Idle Eye 2 : The Brief

Hello again. Last one didn’t put you off then? Excellent, let’s see what I can do with this..

It’s 2.45pm & I’m in bed, sick with worry at the economy, poor Cheryl and whether the Bullingdon Club can claw back a few quid from the riots when the phone goes. It’s that Stephen, formerly my younger brother, latterly my employer and from this moment on known as His Nibs.

‘You up yet? I’ve got a job for you’ quoth Nibs. I attempt an extraordinary high pitched wail from the back of my epiglottis as if to emphasise my plight & consequent unavailability for the position.

‘Put the cat out, this is important’ he goes, so reluctantly I remove both hands from my pyjamas and hit the loudspeaker button. He’s banging on and on about something to do with British Food Fortnight and tying it in with the grub he’s going to be giving you all to celebrate the wonderful diversity and rich range of produce our little country can muster when the pressure’s on. I look over at my bedside tray, lovingly prepared by my good self for emergencies such as these :

  1. Bombay Bad Boy
  2. Bombay Bad Boy (backup)
  3. Large tube of Pringles (Chilean Miner Industrial Cheese/Dorset Naga flavour)
  4. Haribo Fangtastics (family bag)
  5. 2009 Lissac Saint-Emilion Château Blanchon (1500 ml)
  6. Noilly Prat (stolen hotel miniature)

‘I’m your man!’ I say, assuming the mantle of responsibility. The phone goes dead and suddenly I’ve got a gig to do. So then, British food. Last time I had some, think it was them Jerusalem artichokes, I had to invest in a new set of guy ropes for the duvet. Probably not what the sophisticated clientele of the Idle Hour eateries needs know about. Hmmm. I’m drawing blanks but then I remember : The Interweb. Just the thing for the rookie reporter. I crank up my pre-(Boer) war computer and hours later she springs into life. Good Lord, it’s teeming with stuff I can nick. Back of the net! Hang about, what’s this..?

Our British Food Fortnight Bubble and Squeak pie sold out and we were only halfway through lunch” Debbie King, University of Brighton.

Halfway through lunch? HALFWAY THROUGH LUNCH??? Debbie, you’re not meant to eat it, are you? You’re supposed to SELL the bloody stuff. It’s a bit like your local drug dealer saying ‘Sorry mate, I’ve just smoked half your order but I tell you what : I’ll give you a huge piece of Brighton-made Bubble and Squeak pie to make it up to you. No extra charge. Innit.” Hold up, here’s another :

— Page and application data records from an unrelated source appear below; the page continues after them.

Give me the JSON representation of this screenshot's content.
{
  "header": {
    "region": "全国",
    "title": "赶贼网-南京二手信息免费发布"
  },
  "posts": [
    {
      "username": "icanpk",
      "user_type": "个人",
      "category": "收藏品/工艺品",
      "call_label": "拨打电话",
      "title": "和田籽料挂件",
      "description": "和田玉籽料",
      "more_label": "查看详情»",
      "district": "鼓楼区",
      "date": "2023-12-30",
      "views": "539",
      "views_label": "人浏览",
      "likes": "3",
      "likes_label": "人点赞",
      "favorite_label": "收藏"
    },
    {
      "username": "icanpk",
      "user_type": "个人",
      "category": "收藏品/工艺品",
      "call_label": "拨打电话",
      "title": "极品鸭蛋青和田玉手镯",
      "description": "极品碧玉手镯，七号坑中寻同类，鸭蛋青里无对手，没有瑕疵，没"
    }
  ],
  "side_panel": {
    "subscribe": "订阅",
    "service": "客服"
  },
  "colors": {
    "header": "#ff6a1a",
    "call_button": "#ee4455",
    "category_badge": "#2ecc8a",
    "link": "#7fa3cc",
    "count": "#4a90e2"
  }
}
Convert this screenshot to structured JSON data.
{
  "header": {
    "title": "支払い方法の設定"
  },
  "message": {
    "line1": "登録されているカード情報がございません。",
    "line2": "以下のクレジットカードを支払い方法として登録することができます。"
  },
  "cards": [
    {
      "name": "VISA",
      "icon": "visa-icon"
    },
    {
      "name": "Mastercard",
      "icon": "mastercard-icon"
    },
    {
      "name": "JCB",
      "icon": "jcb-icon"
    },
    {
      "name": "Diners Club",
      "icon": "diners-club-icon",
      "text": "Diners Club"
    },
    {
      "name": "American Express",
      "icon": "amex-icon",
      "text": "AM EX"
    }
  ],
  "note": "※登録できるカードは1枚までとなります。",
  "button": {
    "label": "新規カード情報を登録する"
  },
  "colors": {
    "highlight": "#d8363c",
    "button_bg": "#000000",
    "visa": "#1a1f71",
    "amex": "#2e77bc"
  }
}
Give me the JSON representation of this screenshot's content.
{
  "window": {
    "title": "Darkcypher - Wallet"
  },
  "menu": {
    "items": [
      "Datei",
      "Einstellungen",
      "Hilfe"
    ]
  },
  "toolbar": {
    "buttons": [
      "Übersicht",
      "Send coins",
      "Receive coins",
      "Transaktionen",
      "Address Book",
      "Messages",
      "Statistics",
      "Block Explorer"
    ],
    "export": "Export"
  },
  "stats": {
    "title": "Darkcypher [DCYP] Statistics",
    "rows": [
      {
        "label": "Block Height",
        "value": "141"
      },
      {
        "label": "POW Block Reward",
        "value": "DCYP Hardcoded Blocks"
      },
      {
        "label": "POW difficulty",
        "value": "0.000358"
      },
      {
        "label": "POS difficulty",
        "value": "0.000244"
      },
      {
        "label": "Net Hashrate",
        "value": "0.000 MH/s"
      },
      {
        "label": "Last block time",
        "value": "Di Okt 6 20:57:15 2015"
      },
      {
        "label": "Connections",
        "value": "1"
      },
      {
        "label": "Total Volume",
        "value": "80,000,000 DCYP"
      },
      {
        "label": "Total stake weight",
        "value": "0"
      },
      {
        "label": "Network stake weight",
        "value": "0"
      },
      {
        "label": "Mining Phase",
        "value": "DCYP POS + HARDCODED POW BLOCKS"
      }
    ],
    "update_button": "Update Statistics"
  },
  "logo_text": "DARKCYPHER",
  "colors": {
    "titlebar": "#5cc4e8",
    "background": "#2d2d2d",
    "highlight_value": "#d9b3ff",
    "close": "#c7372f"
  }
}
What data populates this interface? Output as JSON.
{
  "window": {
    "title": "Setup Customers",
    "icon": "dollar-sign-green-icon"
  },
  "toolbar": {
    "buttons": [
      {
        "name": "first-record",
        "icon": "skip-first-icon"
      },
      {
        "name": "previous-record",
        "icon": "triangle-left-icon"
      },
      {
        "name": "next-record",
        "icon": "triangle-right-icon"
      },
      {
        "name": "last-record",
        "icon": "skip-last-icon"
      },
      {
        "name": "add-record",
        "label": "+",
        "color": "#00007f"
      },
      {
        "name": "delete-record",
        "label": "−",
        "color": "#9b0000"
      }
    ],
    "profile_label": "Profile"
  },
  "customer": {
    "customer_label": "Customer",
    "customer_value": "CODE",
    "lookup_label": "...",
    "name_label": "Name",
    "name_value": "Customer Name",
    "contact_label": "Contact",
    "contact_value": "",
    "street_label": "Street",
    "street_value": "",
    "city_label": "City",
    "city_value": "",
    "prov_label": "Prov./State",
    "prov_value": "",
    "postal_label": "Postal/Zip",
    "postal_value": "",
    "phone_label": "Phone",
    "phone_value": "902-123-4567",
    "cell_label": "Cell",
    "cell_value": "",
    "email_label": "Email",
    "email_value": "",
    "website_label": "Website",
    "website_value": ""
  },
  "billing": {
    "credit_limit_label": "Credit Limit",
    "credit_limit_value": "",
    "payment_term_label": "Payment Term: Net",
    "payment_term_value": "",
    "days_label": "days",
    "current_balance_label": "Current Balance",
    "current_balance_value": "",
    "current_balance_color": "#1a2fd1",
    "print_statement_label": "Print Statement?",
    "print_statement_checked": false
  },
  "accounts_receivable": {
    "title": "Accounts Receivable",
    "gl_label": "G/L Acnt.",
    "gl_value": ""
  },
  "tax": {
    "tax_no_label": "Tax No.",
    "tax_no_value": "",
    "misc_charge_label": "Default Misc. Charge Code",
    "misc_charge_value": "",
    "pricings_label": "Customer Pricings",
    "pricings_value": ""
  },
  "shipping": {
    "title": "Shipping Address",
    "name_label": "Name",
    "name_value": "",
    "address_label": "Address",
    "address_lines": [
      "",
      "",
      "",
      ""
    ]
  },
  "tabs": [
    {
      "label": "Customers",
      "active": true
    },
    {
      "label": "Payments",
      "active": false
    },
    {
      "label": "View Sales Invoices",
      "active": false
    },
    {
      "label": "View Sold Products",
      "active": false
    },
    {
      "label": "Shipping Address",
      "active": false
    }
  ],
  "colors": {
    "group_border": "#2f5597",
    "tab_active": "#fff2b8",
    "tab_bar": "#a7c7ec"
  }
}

“St Pancras’s British Food Fortnight events proved really popular” Dominique Didinal, St Pancras International Railway.

Dominique, oh Dominique, you’re not a frequent user of the iron highway, are you? If you were, you would not be IN THE LEAST SURPRISED by this. Anyone, who has at any time had to steady themselves between a Belgian backpacker and the unisex lavs, burrowing their way in the vague direction of the buffet car like Amundsen towards the North Pole, only to discover the only available sustenance is a Victorian pig’s trotter torpedo and a 1951 Festival of Britain cola would be grateful for just about ANYTHING else over British Food Fortnight. Larks gizzards? Bring ‘em on…

But I jest. Of course I do. Pop on over to The Idle Hour and see what Nibs has got for you. You’ll be surprised. And if there’s anything remotely resembling railway fodder or Brighton pies you can help yourselves to something off my tray : You have my word..